* [YOUR INSTRUCTIONS]: Which lines of the data contain the string "Online"? Copy every one of them.

- - - - - - -

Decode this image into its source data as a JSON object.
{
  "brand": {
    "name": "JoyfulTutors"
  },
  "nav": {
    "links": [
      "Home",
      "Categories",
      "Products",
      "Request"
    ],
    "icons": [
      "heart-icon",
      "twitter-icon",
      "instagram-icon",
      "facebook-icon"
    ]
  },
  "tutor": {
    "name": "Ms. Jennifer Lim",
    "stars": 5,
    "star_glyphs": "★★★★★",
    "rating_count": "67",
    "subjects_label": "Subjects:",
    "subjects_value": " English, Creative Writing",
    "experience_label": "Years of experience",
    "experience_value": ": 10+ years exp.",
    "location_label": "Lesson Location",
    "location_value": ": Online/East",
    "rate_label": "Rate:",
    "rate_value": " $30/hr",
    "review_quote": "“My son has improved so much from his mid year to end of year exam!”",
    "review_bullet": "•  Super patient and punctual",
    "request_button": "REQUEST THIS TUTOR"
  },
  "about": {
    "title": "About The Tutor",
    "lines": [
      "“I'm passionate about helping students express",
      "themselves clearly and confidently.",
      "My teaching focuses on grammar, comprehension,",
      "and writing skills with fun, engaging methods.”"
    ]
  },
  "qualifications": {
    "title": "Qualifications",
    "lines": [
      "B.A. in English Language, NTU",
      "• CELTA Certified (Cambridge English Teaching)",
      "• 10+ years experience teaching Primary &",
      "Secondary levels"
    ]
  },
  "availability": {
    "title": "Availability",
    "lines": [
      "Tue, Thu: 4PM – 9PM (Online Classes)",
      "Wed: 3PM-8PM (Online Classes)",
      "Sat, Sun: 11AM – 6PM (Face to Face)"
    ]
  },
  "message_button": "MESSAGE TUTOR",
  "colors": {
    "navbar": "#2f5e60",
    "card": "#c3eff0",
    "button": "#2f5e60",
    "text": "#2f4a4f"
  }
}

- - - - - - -

* [EXPECTED ANSWER]:
    "location_value": ": Online/East",
      "Tue, Thu: 4PM – 9PM (Online Classes)",
      "Wed: 3PM-8PM (Online Classes)",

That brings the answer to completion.